## [Assignment]
Only the text of the entries below should be returned, exactly as given, without pictures.
******************************
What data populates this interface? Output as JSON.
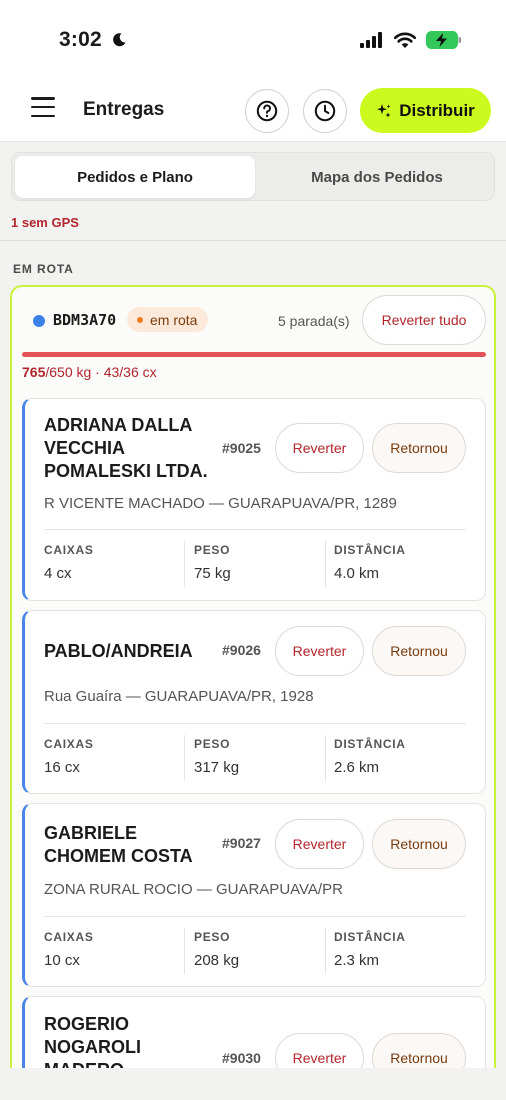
{
  "status_bar": {
    "time": "3:02",
    "icons": [
      "moon-icon",
      "signal-icon",
      "wifi-icon",
      "battery-charging-icon"
    ]
  },
  "header": {
    "title": "Entregas",
    "distribuir_label": "Distribuir",
    "accent": "#cdfa1e"
  },
  "tabs": [
    {
      "label": "Pedidos e Plano",
      "active": true
    },
    {
      "label": "Mapa dos Pedidos",
      "active": false
    }
  ],
  "gps_warning": "1 sem GPS",
  "section_label": "EM ROTA",
  "route": {
    "plate": "BDM3A70",
    "status": "em rota",
    "stops": "5 parada(s)",
    "revert_all_label": "Reverter tudo",
    "weight_used": "765",
    "capacity_rest": "/650 kg · 43/36 cx",
    "load_fraction": 1.0
  },
  "labels": {
    "reverter": "Reverter",
    "retornou": "Retornou",
    "caixas": "CAIXAS",
    "peso": "PESO",
    "distancia": "DISTÂNCIA"
  },
  "orders": [
    {
      "name": "ADRIANA DALLA VECCHIA POMALESKI LTDA.",
      "id": "#9025",
      "address": "R VICENTE MACHADO — GUARAPUAVA/PR, 1289",
      "caixas": "4 cx",
      "peso": "75 kg",
      "distancia": "4.0 km"
    },
    {
      "name": "PABLO/ANDREIA",
      "id": "#9026",
      "address": "Rua Guaíra — GUARAPUAVA/PR, 1928",
      "caixas": "16 cx",
      "peso": "317 kg",
      "distancia": "2.6 km"
    },
    {
      "name": "GABRIELE CHOMEM COSTA",
      "id": "#9027",
      "address": "ZONA RURAL ROCIO — GUARAPUAVA/PR",
      "caixas": "10 cx",
      "peso": "208 kg",
      "distancia": "2.3 km"
    },
    {
      "name": "ROGERIO NOGAROLI MADERO",
      "id": "#9030"
    }
  ]
}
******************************
## [Answer for the task]
What data populates this interface? Output as JSON.
{
  "status_bar": {
    "time": "3:02",
    "icons": [
      "moon-icon",
      "signal-icon",
      "wifi-icon",
      "battery-charging-icon"
    ]
  },
  "header": {
    "title": "Entregas",
    "distribuir_label": "Distribuir",
    "accent": "#cdfa1e"
  },
  "tabs": [
    {
      "label": "Pedidos e Plano",
      "active": true
    },
    {
      "label": "Mapa dos Pedidos",
      "active": false
    }
  ],
  "gps_warning": "1 sem GPS",
  "section_label": "EM ROTA",
  "route": {
    "plate": "BDM3A70",
    "status": "em rota",
    "stops": "5 parada(s)",
    "revert_all_label": "Reverter tudo",
    "weight_used": "765",
    "capacity_rest": "/650 kg · 43/36 cx",
    "load_fraction": 1.0
  },
  "labels": {
    "reverter": "Reverter",
    "retornou": "Retornou",
    "caixas": "CAIXAS",
    "peso": "PESO",
    "distancia": "DISTÂNCIA"
  },
  "orders": [
    {
      "name": "ADRIANA DALLA VECCHIA POMALESKI LTDA.",
      "id": "#9025",
      "address": "R VICENTE MACHADO — GUARAPUAVA/PR, 1289",
      "caixas": "4 cx",
      "peso": "75 kg",
      "distancia": "4.0 km"
    },
    {
      "name": "PABLO/ANDREIA",
      "id": "#9026",
      "address": "Rua Guaíra — GUARAPUAVA/PR, 1928",
      "caixas": "16 cx",
      "peso": "317 kg",
      "distancia": "2.6 km"
    },
    {
      "name": "GABRIELE CHOMEM COSTA",
      "id": "#9027",
      "address": "ZONA RURAL ROCIO — GUARAPUAVA/PR",
      "caixas": "10 cx",
      "peso": "208 kg",
      "distancia": "2.3 km"
    },
    {
      "name": "ROGERIO NOGAROLI MADERO",
      "id": "#9030"
    }
  ]
}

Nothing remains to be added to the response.